I'm a firm believer that a child benefits from having two loving, caring parents. Gender is irrelevant. Love, support, and a safe and stable home is all a child needs. Single parents do just fine, so how can having two people there be anything but a bonus? A mum and a dad, two mums, two dads, one mum, one dad, step-parents, foster parents, grandparents, siblings... irrelevant. What matters is 1) is the child safe? and 2) is the child happy? Nothing. Else. Matters.

2:17PM PDT on Jun 15, 2013

Is that normal

1:28PM PDT on Jun 15, 2013

ooooooooooooo k ???

12:35PM PDT on Jun 15, 2013

Studies in America have long ago shown that children raised in gay household are found to be better socially adjusted, perform better on standardized tests.
There are several factors: The child was wanted vs the pregnancy was a "surprise", and was already viewed as a hardship before birth. Gay marriages have a 99.8% survival rate, where in the US, one in three couples divorce, and the child becomes the pawn.
Gay couples are also more financially secure. Most gay couples do not have a second job, and can spend more time with their child.
Referring back to the child's social adjustment, most gay parents teach tolerance to their children. This would explain why they feel comfortable not having a mommy or a daddy in their lives.They have love,and stability which more than makes up for this.
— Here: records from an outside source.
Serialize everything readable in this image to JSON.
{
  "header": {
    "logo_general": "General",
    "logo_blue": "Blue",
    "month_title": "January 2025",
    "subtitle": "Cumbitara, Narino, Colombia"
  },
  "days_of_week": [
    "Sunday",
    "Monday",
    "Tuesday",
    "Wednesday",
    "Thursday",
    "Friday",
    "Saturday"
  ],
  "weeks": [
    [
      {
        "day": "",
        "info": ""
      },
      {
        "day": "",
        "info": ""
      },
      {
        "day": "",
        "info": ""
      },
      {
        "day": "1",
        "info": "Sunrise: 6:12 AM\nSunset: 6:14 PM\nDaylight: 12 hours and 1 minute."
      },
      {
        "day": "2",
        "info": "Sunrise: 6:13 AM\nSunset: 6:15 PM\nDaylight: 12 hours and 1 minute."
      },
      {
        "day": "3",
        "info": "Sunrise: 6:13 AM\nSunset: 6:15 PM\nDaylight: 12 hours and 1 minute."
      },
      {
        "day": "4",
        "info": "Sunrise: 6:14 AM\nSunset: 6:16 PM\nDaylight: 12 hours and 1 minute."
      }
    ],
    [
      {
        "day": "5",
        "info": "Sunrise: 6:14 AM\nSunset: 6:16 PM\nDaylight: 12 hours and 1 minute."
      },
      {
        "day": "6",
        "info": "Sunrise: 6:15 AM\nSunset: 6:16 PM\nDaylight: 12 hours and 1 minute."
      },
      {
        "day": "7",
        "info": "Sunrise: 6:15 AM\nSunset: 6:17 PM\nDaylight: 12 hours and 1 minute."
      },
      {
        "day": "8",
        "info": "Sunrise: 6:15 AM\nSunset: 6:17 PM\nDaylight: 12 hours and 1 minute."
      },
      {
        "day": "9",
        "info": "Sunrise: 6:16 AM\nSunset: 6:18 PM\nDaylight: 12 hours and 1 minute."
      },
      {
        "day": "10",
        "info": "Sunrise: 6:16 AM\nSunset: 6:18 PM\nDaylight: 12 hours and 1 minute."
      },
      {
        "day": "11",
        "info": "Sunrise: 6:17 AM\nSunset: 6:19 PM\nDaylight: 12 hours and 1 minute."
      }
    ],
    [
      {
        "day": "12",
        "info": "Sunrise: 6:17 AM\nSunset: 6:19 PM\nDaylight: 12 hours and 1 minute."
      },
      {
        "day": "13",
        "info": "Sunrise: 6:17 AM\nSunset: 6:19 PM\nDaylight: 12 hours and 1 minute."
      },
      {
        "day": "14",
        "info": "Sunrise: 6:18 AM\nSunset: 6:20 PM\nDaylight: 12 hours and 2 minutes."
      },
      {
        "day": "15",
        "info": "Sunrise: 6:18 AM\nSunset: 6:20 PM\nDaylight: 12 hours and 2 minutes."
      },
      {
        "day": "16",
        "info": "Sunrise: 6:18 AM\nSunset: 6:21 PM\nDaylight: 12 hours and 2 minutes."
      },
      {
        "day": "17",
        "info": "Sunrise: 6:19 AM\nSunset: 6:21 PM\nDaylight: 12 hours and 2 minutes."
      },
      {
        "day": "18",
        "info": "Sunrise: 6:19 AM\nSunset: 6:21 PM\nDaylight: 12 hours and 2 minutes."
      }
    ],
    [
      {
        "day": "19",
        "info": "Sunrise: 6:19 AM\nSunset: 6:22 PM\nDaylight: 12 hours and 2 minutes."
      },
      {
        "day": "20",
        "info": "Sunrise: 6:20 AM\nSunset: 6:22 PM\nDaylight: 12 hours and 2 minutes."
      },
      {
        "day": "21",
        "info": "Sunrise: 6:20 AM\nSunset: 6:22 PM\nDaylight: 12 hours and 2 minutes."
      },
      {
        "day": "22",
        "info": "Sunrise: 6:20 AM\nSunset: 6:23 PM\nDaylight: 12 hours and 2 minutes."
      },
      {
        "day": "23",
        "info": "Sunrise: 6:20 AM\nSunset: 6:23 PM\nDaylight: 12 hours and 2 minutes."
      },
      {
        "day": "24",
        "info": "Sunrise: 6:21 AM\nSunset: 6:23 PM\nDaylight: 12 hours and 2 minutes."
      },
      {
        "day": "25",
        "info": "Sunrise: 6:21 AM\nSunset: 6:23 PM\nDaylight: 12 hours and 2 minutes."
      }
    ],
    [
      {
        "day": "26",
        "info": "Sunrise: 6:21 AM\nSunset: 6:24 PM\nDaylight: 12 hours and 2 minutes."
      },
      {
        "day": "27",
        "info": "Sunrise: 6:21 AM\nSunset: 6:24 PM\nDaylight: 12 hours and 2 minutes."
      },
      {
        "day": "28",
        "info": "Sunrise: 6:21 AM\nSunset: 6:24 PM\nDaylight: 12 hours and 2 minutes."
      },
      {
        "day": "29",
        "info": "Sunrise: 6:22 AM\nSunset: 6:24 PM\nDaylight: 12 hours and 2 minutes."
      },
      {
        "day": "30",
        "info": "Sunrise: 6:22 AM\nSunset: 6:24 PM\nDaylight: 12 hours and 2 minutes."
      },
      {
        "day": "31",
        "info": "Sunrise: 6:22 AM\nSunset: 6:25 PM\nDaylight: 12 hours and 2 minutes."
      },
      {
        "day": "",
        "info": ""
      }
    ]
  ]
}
9:40PM PDT on Jun 13, 2013

anyone who can give a child love and a stable upbringing can be a good parent,it has nothing to do with their sexual preferences,the world needs more love and understanding,starting with our children.

add your comment



Disclaimer: The views expressed above are solely those of the author and may not reflect those of
Care2, Inc., its employees or advertisers.

ads keep care2 free

meet our writers

Steve Williams Steve Williams is a passionate supporter of Lesbian, Gay, Bisexual and Trans (LGBT) rights, human... more
Story idea? Want to blog? Contact the editors!



Select names from your address book   |   Help
   

We hate spam. We do not sell or share the email addresses you provide.